Franchises are becoming better at trying to work character beats into stories – it’s not just about the action. It sounds like that is what you guys are trying to do here?
Kevin Costner: There’s actually a big difference between story and character. A great story doesn’t make a great movie. A great script, which defines its moments and characters can become a great movie. You can make a movie that makes a lot of money and it may or may not have great story or great characters. Sometimes they succeed in spite of what the building blocks are.
You’ve always taken risks when you could have made The Bodyguard 2 or Robin Hood 2. What is it that keeps you wanting to move forward and try different things?
I always feel like I’m done with those movies. They stood a chance to get remade. I miss the era of remaking all those. I think that frustrated people – that I wouldn’t go ahead and do that. I did however, on The Bodyguard. I was going to make that for a moment. Princess Diana was being really considered for that part. You know, people have asked me to make Tin Cup, Bull Durham, Dances, you know those things. I was just always interested in what I could do next. I would have made any one of those had the script been really good. So I’m not above the idea.
Is it just really fought getting the script in place?
For me the guys writing those are one-off guys too. Lawrence Kasdan, Ron Shelton, they move on in their lives. They’re very individual. It’s clearly the smart move to create something like this or that.
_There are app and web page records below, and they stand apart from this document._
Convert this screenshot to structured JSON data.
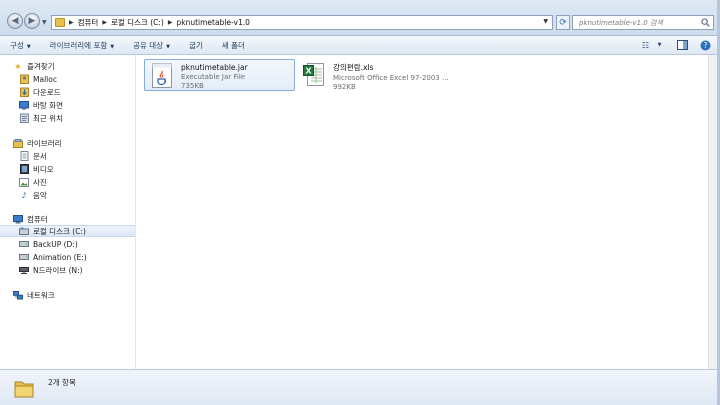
{
  "address_bar": {
    "breadcrumbs": [
      "컴퓨터",
      "로컬 디스크 (C:)",
      "pknutimetable-v1.0"
    ]
  },
  "search": {
    "placeholder": "pknutimetable-v1.0 검색"
  },
  "toolbar": {
    "organize": "구성",
    "include_in_library": "라이브러리에 포함",
    "share_with": "공유 대상",
    "burn": "굽기",
    "new_folder": "새 폴더"
  },
  "navigation": {
    "favorites": {
      "label": "즐겨찾기",
      "items": [
        "Malloc",
        "다운로드",
        "바탕 화면",
        "최근 위치"
      ]
    },
    "libraries": {
      "label": "라이브러리",
      "items": [
        "문서",
        "비디오",
        "사진",
        "음악"
      ]
    },
    "computer": {
      "label": "컴퓨터",
      "items": [
        "로컬 디스크 (C:)",
        "BackUP (D:)",
        "Animation (E:)",
        "N드라이브 (N:)"
      ],
      "selected_index": 0
    },
    "network": {
      "label": "네트워크"
    }
  },
  "files": [
    {
      "name": "pknutimetable.jar",
      "type": "Executable Jar File",
      "size": "735KB",
      "icon": "java-jar-icon",
      "selected": true
    },
    {
      "name": "강의편람.xls",
      "type": "Microsoft Office Excel 97-2003 ...",
      "size": "992KB",
      "icon": "excel-icon",
      "selected": false
    }
  ],
  "status": {
    "item_count": "2개 항목"
  },
  "colors": {
    "chrome": "#dfe9f5",
    "selection": "#dbe7f6",
    "folder": "#e7c04d"
  }
}
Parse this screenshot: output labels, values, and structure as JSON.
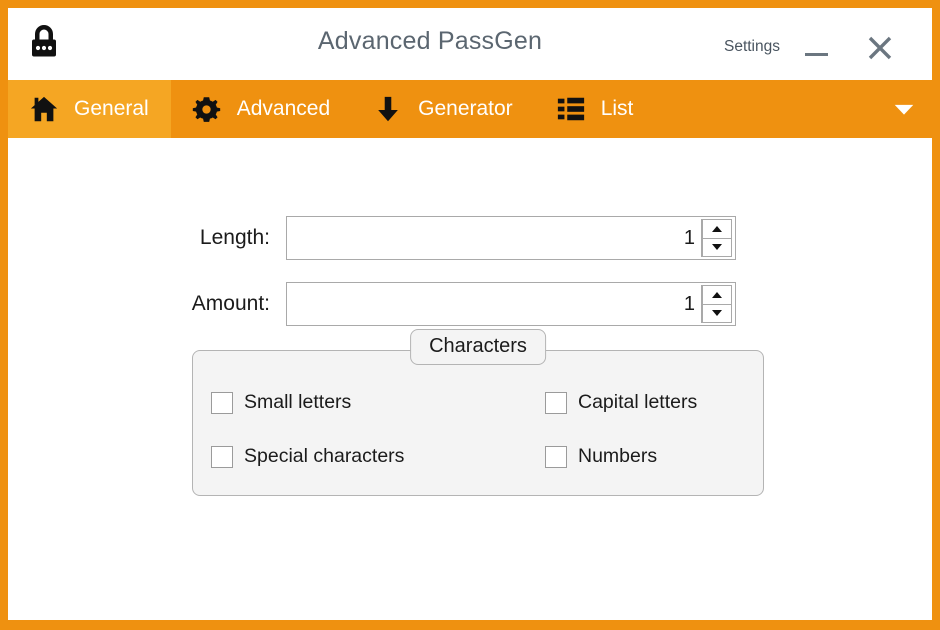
{
  "window": {
    "border_color": "#ef9110",
    "logo_icon": "padlock-icon",
    "title": "Advanced PassGen",
    "settings_label": "Settings",
    "minimize_icon": "minimize-icon",
    "close_icon": "close-icon"
  },
  "navbar": {
    "background_color": "#ef9110",
    "active_background_color": "#f5a623",
    "overflow_icon": "chevron-down-icon",
    "tabs": [
      {
        "label": "General",
        "icon": "home-icon",
        "active": true
      },
      {
        "label": "Advanced",
        "icon": "gear-icon",
        "active": false
      },
      {
        "label": "Generator",
        "icon": "down-arrow-icon",
        "active": false
      },
      {
        "label": "List",
        "icon": "list-icon",
        "active": false
      }
    ]
  },
  "form": {
    "length": {
      "label": "Length:",
      "value": "1"
    },
    "amount": {
      "label": "Amount:",
      "value": "1"
    }
  },
  "characters_group": {
    "legend": "Characters",
    "checkboxes": [
      {
        "label": "Small letters",
        "checked": false
      },
      {
        "label": "Capital letters",
        "checked": false
      },
      {
        "label": "Special characters",
        "checked": false
      },
      {
        "label": "Numbers",
        "checked": false
      }
    ]
  }
}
I get that it’s a very good career move to do that.
Do you notice any difference between working with British actors or American actors? Is there a different process?
Here’s the thing – the accent is cool. I know that sounds what it is. It’s like a girl with big breasts – they get your attention first. I remember really early on in acting class and I saw a couple of British actors who were beginning too. They were beginning, they were beginners and they just thought that they would like to do this and they would read the same scene as other beginning actors, but the accent was hypnotic. They weren’t better actors, but easier to listen to. They sounded more elegant. I thought, ‘F**k, he’s really good. Is it his accent, or what is it?’
Every British actor I’ve worked with has been very disciplined. I think they understand the notion of rehearsal, actually appreciate it more appropriately, a little more than American actors do. I think it’s probably because of their training. That’s a general statement. I know American actors who like rehearsal the way I do, but all in all people are like, ‘hey, just tell me where to stand.’ You go, ‘really? Right out there it’s about 40 degrees. When you come back in you should know your lines’.
When you’re approaching a character, especially this one, where you find the access point and start developing into that person?
Being a lead you actually don’t have the chance to climb into the role. You don’t. You have to take people through the story. That’s where we started with, that basic question. Chris can’t start suddenly doing a lisp and a limp and everything – because it would be a really good choice, wouldn’t it? Yeah, but not for a lead. You have to have the confidence to know when you’re just supposed to tell the story.
In Hatfields and McCoys I had to play pretty straight. What you do is find your emotion in that and try to become, what I call ‘everyman’. Everyman who watches this goes, ‘I’m that guy’, I’m not depending on him to dazzle. People like McQueen and Paul Newman and all those guys took you through the story. When I see a character that I can really do, it’s actually easier because, you put on his clothes. Sometimes standing there and delivering lines feels really naked and that’s why a lot of people have more trouble doing it than they think. They think, ‘I can be Gary Cooper’ Really? Try it. ‘I could be Spencer Tracy’ Then why aren’t there more Spencer Tracys? Cause it’s hard to just stand there and deliver.
Jack Ryan: Shadow Recruit opens in theaters on January 17, 2013.